22-23 VIII 1996: Another two days at an already familiar site, the north shore of Dobroye Nachalo Bay (map, previous page), so Viktor could look for more specimens of a new freshwater mussel found in '94. On the first day, I did a more intensive sample of riparian habitats around Lake Natasha, finding an interesting little crab spider (among others) in the swamp forest understory. A Malaise trap here oddly attracted lots of sac spiders, Clubiona riparia, overnight. I spent the second day cave-hunting on the Atsonupuri lava, but only found one small one. It had some of the same spider species as the other cave found in '94.

25-26 VIII 1996: On our way south, we spent two more days collecting on Kunashir (see map), the most floristically rich Kuril island (it even has magnolias!) which well deserves the extra sampling. On the 25th, the fish people revisited a hot spring (near sea level, naturally) housing a new species of goby. Most fortunately for me, the trailhead for the spring is an upland site (180 m) which produced my best spider sample of the whole expedition, around 40 species and 332 specimens from bamboo meadow, birch litter, fir and spruce foliage, moss, and 2 surface active wolf spiders. Included were several species (two of them new) and sexes of other species not taken elsewhere, such as my only male of the pretty ground spider Kishidaia. On the second day, instead of all the places never visited on Kunashir, the expedition headed (of course) for Lake Aliger, adequately sampled in 1994. I was dropped off at a low elevation Sphagnum bog that proved relatively barren, but the fir trees and roadside flowers were productive.

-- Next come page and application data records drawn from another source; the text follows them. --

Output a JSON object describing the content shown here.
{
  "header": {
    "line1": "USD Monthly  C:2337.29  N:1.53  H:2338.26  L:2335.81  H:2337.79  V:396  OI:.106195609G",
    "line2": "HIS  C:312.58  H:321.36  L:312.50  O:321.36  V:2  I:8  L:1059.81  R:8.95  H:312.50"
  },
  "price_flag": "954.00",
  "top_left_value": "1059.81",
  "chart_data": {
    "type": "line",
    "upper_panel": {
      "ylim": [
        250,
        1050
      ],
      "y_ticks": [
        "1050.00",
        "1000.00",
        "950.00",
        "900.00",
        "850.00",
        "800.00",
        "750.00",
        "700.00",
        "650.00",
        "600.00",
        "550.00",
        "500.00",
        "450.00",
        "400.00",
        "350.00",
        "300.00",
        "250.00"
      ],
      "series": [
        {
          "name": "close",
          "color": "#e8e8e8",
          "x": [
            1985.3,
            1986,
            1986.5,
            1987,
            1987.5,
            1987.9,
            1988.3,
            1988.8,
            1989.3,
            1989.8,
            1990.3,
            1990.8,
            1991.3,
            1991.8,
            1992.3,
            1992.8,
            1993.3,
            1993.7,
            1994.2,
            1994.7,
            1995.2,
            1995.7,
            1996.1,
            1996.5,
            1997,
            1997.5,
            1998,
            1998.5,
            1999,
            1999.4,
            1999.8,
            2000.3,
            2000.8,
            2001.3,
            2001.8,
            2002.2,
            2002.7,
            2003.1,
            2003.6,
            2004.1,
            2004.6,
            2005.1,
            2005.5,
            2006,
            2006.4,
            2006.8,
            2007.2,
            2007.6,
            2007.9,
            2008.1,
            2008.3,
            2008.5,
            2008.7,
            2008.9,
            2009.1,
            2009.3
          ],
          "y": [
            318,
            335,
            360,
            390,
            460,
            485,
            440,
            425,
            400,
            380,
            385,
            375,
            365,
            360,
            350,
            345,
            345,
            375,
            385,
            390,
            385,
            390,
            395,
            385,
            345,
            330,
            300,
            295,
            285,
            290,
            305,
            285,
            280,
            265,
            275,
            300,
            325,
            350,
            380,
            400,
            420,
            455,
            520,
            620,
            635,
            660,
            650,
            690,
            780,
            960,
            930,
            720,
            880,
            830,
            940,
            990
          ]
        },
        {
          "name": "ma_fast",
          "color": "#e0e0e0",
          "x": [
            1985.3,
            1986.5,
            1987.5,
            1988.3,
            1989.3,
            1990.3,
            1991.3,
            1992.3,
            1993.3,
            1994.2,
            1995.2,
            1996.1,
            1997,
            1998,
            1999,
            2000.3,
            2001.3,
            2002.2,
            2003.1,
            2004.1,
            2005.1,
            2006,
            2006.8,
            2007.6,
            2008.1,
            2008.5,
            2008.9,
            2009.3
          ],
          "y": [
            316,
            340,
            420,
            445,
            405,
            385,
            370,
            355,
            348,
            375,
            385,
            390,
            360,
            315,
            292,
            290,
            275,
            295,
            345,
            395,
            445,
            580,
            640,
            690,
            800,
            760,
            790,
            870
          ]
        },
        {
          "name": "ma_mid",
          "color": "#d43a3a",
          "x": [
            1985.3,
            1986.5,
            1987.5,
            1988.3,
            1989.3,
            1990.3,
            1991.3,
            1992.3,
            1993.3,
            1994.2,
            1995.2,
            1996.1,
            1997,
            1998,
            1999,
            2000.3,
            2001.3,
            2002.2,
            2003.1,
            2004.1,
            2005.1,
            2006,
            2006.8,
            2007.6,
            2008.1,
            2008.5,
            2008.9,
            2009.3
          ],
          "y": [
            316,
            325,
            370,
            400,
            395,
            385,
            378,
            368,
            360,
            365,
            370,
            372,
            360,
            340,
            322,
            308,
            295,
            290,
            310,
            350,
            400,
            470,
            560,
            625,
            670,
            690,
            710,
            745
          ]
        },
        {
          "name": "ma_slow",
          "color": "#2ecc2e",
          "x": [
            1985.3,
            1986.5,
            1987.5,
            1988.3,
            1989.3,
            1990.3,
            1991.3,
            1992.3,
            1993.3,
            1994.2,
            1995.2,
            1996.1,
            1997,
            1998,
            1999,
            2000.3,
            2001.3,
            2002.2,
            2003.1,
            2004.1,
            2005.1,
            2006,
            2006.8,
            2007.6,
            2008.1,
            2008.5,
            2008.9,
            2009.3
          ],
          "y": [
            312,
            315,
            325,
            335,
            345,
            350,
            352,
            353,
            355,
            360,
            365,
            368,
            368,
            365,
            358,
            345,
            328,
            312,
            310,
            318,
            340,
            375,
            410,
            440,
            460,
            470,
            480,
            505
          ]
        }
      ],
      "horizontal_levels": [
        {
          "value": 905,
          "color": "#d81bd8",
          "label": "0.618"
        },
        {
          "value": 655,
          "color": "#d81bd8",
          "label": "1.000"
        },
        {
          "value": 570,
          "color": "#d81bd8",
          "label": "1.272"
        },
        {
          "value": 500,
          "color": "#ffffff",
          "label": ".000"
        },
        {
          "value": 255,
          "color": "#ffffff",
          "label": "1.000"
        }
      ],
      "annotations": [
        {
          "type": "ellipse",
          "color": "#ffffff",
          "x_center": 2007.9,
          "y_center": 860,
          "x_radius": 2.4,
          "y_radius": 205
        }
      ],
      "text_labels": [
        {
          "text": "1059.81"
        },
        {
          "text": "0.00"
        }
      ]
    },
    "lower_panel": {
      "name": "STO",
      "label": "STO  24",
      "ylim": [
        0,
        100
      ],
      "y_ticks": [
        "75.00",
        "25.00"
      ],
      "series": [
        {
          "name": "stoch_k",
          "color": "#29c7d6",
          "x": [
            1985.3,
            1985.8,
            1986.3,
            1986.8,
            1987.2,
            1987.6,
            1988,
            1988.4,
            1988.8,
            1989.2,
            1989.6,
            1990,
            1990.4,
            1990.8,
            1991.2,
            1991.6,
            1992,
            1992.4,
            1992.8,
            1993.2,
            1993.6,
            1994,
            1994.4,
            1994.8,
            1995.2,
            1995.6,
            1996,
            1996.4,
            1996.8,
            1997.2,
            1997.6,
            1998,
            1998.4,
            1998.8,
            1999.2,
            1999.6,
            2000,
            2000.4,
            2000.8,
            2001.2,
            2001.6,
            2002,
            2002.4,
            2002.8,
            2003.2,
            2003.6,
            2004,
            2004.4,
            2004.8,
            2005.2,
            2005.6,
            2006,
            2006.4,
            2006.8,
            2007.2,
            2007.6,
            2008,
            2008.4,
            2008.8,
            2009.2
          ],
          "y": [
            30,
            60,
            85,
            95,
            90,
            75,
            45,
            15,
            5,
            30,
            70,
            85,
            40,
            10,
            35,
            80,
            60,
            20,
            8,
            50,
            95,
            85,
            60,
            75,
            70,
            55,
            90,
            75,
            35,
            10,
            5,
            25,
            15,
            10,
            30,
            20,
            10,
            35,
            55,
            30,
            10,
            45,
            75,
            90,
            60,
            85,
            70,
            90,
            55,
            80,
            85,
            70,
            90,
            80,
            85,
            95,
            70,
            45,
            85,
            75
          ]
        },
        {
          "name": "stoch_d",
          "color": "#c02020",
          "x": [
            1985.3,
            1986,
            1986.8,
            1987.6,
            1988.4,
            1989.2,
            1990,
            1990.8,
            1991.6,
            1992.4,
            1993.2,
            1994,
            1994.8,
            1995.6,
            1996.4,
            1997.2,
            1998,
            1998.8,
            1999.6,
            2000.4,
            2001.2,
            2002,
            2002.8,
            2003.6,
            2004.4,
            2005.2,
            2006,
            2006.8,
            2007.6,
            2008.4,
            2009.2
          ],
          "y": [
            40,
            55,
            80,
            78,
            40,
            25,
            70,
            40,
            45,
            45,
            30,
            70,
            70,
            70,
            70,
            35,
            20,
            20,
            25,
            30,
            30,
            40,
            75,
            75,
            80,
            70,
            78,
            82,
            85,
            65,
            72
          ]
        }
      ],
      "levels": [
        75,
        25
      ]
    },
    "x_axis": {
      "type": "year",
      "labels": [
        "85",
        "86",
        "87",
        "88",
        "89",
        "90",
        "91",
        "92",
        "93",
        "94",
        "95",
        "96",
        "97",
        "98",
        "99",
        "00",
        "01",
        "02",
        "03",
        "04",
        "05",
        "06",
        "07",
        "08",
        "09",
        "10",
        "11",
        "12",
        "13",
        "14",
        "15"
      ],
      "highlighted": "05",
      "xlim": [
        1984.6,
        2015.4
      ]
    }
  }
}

And so we said farewell to the Kuril Islands for another year. In all, parts of 21 days had been spent collecting on 11 islands, with my full-time efforts and part-time help by several American colleagues yielding 6682 spider specimens (a good average for sheer numbers), but fewer species than previous years. The various northern islands yielded 14-58 species each, only a minority of the species probably present but still far less than comparable effort yields on islands with some forest cover. And let us not forget the Limerick of the Expedition:

There was a professor named Pietsch.
The women all thought he was rietsch.
When they found he was poor,
They eyed him no more.
He ended up dead in a dietsch.

27 VIII 1996: In a doomed effort to clean off Toxicodendron toxins, my beating net was lost overboard! Luckily, collecting was over. On 30 August, we traveled by train some 30 km from Vladivostok to visit the insect collections at the Institute of Biology and Pedology, courtesy of Dr. Arkady Lelej, chief curator and my lab partner for the last 40 days. Train fare: 2400 rubles ($0.46). No spider collection to speak of, but I talked with orthopterist Storozhenko about his work on grylloblattids, and examined the historic Kurentsov butterfly collection, taking down some data for former-scarab Pelham.

2 IX 1996: We got our specimens out of the country by changing "specimens" to "samples" on a ream of forms!! And there were still 2 nice cats living in the air terminal building.

This page last updated 17 January, 2016